Recent Reads: Women Literature
March is national women's history month and with the Women's March in DC earlier in the year and International Women's Day earlier this month I've been feeling a whole lot of girl love. So needless to say my reading material recently have been very women centered. Novels and books written by awesome badass women who I admire. Consisting of complicated female characters with many layers and personalities just like real women. Is it just me or when stories involve women they often glaze over their personalities and just make them one dimensional. These stories don't do this. So without further ado here are some of my recent female author reads. All images are clickable and linked to the novel.
I LOVE Chimanda Ngozie Adichie's writing which is why I've featured two books by her! I remember when I first discovered her writing in high school and hearing her ted talk for the first time, I've been hooked since. She speaks about feminism and women's rights in such a relatable way, I think everyone can benefit with a little Adichie writing. This books is short and by short I mean 50 pages short. It's the perfect quick read for someone who doesn't know much about women's rights and women's experiences but, wants to know more. It uses personal narratives to make it's impact which I love because once something becomes personal it's so much more relatable.
This book is one of my favorite all time books. I first read it in high school and have reread it multiple times since. Before you read it you miiight need a little refresher on some high school lit The Great Gatsby, Lolita, Pride and Prejudice etc. This memoir follows an Iranian Literature Professor before, during and, after the Iranian revolution. So you see Nafisi's life change from living on one of the most progressive cities in the world to one of the most repressed cities in the world. Also if you're a nerd like me and enjoy reading other people's thesis' thesi (??) you'll really enjoy reading Nafisi's analyzations of all the books. Like they are so freaking brilliant! All the symbolism. A must read!
This novel follows the lives of a mother and her daughters in New Mexico in the 60s. It is a wild ride. Like the first chapter one daughter comes back from life, the other daughter goes insane and screams her lungs off for an entire year and, the third gets attacked by a wild beast. Whaa? These women are complicated and their stories are endless. I love how they each have their own world. I think Castillo brilliantly showed different types of women in her novel. I only wish there were more pages to read!
This was actually reading material for my Women in Literature class, I didn't like it the first time through. But the book was calling out to me over the past few months so when I was searching for another metro book, I thought why not. I'm so glad that I did. While it's still not my favorite, I did find a certain kind of fondness for it. The story follows Jeanette who grows up in a very Christian household in England. I enjoyed how Janette's life and peace with religious wasn't black and white. And her character development throughout the novel was phenomenal.
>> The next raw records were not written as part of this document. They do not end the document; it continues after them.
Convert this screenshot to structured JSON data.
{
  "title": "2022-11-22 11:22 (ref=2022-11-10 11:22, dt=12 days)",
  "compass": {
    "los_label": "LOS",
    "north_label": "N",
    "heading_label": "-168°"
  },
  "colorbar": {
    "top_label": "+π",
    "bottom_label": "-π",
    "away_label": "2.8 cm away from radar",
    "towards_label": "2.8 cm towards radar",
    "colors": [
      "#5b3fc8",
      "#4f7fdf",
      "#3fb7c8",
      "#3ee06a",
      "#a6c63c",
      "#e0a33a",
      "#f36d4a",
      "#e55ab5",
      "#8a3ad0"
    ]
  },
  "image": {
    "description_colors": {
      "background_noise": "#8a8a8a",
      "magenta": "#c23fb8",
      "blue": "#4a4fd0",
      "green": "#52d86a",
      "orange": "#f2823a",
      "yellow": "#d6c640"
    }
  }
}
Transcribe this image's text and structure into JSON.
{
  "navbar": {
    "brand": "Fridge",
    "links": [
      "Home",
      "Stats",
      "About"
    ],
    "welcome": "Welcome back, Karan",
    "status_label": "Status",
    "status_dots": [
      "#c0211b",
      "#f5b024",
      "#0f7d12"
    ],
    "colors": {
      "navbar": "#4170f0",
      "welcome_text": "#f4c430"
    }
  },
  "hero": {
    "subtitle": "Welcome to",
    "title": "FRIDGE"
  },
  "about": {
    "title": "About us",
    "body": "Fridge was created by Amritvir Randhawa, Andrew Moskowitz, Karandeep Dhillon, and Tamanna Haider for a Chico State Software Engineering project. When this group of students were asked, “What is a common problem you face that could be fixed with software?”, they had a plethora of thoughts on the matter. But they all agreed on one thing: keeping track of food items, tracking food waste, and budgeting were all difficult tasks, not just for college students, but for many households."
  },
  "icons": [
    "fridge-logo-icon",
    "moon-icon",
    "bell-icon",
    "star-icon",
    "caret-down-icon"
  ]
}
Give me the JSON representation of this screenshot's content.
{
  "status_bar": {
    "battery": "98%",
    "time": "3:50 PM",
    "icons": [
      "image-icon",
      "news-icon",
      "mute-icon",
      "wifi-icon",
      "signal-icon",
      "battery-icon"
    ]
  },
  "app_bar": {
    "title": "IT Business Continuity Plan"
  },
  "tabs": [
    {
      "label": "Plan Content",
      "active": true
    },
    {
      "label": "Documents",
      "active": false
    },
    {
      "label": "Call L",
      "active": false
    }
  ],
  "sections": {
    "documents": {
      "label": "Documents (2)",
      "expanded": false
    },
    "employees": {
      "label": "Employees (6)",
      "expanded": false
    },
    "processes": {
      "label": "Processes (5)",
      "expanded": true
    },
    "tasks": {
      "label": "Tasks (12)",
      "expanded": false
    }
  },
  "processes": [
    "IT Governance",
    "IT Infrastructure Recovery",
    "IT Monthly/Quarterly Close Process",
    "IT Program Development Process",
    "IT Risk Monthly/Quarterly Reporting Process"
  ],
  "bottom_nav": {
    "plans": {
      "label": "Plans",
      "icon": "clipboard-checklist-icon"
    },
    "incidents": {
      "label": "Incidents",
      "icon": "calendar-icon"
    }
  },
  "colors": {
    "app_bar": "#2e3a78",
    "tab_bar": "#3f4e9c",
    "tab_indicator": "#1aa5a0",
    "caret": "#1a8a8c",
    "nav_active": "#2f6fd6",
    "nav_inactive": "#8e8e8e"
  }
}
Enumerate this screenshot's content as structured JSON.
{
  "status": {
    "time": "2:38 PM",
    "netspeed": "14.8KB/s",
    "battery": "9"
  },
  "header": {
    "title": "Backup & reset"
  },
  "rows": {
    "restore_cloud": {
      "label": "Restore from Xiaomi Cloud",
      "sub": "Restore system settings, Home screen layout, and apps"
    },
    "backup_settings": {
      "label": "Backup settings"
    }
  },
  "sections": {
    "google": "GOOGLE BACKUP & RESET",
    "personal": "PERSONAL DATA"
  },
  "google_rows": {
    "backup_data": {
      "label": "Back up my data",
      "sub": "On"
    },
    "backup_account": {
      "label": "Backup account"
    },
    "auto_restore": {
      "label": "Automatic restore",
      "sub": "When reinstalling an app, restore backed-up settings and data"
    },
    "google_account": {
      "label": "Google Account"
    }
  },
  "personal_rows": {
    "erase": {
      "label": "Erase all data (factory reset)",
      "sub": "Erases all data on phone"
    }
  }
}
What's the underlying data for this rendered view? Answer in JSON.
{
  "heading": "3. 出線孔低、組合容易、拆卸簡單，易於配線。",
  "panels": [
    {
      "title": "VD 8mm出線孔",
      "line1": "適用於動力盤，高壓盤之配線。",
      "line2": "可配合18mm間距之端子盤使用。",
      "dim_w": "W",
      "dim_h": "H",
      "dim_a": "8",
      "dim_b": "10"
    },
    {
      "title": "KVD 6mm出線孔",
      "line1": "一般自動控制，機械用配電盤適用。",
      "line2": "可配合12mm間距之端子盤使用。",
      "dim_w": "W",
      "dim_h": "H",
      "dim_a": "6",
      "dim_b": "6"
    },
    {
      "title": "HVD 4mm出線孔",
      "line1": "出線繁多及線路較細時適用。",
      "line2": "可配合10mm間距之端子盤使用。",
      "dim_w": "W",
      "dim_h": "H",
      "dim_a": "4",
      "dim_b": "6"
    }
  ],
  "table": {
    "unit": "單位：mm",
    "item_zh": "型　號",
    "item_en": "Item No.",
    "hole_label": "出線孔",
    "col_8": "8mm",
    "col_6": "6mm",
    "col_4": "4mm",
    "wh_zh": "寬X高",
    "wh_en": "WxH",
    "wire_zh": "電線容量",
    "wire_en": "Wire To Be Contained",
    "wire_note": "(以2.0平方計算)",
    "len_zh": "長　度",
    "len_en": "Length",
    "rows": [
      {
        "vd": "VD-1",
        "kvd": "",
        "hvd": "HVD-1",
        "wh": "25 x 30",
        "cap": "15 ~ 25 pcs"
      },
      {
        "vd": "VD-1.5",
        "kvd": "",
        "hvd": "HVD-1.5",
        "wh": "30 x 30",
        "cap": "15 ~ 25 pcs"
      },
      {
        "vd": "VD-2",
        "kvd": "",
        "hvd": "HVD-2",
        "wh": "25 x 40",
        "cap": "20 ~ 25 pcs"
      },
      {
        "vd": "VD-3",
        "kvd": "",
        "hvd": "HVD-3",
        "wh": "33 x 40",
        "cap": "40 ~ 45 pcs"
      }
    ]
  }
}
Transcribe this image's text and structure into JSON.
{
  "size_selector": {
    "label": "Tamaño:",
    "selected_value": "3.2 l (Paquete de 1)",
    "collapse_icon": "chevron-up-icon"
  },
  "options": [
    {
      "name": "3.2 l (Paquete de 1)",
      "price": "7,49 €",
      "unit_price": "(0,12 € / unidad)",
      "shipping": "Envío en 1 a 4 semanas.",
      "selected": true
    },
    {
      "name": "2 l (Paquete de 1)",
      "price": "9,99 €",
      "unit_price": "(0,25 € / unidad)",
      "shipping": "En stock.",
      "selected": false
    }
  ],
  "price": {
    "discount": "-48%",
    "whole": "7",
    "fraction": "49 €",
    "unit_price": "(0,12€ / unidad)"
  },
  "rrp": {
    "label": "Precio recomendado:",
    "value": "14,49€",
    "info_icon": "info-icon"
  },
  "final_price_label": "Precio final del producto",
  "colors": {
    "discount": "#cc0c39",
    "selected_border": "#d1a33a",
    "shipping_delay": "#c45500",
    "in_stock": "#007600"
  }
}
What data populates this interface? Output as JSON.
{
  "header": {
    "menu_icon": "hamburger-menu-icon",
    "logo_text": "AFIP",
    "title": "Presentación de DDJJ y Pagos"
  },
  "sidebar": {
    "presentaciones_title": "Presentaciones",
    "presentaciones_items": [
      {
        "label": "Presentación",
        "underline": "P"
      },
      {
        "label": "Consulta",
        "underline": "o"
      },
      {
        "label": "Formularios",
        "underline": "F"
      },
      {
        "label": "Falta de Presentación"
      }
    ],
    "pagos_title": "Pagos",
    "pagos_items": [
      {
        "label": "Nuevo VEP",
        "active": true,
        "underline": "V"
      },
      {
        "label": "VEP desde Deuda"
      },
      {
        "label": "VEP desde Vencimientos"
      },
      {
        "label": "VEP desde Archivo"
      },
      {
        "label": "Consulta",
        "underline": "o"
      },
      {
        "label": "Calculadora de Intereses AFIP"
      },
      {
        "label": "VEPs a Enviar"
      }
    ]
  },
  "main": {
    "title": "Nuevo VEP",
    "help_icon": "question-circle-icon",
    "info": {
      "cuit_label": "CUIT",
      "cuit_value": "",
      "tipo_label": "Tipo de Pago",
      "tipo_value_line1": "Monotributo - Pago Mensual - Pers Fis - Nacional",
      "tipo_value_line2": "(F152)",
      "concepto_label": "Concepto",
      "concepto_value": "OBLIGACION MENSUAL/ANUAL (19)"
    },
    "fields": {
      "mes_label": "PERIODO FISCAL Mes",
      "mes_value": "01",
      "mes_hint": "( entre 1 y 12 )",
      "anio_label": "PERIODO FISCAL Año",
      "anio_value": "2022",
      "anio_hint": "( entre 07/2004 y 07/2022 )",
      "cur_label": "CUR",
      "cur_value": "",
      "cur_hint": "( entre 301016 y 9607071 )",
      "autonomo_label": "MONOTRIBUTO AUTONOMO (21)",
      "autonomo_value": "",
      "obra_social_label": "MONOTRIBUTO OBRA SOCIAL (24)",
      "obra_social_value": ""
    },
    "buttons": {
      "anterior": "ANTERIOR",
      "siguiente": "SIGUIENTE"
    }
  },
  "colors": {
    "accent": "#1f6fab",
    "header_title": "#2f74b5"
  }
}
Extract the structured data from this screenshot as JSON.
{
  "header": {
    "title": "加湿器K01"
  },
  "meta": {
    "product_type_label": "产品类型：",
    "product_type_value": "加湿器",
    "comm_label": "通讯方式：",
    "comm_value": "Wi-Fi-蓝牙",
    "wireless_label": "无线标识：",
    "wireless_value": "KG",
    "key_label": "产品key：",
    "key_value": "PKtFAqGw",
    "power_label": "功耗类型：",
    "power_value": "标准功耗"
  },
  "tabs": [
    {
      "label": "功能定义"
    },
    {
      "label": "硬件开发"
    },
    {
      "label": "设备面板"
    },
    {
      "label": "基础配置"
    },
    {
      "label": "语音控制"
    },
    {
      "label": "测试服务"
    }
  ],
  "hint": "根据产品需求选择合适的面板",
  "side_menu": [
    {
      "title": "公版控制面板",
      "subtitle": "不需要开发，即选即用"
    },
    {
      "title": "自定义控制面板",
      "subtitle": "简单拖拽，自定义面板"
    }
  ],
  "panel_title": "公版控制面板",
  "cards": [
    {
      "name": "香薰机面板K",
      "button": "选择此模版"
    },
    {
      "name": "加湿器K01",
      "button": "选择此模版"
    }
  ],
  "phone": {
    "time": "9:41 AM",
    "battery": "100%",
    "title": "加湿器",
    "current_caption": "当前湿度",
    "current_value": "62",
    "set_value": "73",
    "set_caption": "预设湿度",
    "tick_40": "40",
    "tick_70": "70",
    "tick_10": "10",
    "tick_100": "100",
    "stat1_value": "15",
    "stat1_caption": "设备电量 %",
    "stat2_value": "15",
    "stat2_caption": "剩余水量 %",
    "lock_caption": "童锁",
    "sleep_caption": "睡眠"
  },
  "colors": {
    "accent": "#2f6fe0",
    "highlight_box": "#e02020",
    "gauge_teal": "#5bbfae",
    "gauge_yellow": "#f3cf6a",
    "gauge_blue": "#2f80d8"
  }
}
I LOOOVE Adichie, so here's another one of her novels for you to enjoy. I personally really resonated with this book because it reminded me of my home life so much! Americanah is a Nigerian term you use when describing someone who is from America or very American-ized. I loved learning how other cultures have a term for it as well. My extended family always makes a point to call us 'Americans' because well there are definite cultural differences. In this novel Adichie develops some of the most amazing characters a Nigerian woman and American man. I loved how this book effortlessly hit important topics such as race and identity without being too preachy.
This book came into my radar after Senator Elizabeth Warren tried to read a letter from it was silenced by Majority Leader Senator Mitch McConnell. My curiosity got to me and I knew I HAD to read this book. It did not disappoint. This book is an autobiography of sorts of the Life of Coretta Scott King the wife of the late Dr. Martin Luther King Jr. King in her own rights is a civil rights activist and revolutionary. And reading this book and seeing how life was like for minorities and black in the 60s from someone who was a black woman during the time was eye opening. I hate that school just glosses over this time with Rosa Parks refusing to give up her seat and the infamous 'I Have a Dream' speech. There was so much more occurring during that time and so many more notable people. I'm glad I got to read this book and hope everyone does too.
Have you read any books recently? Comment and share I'd love to read them too!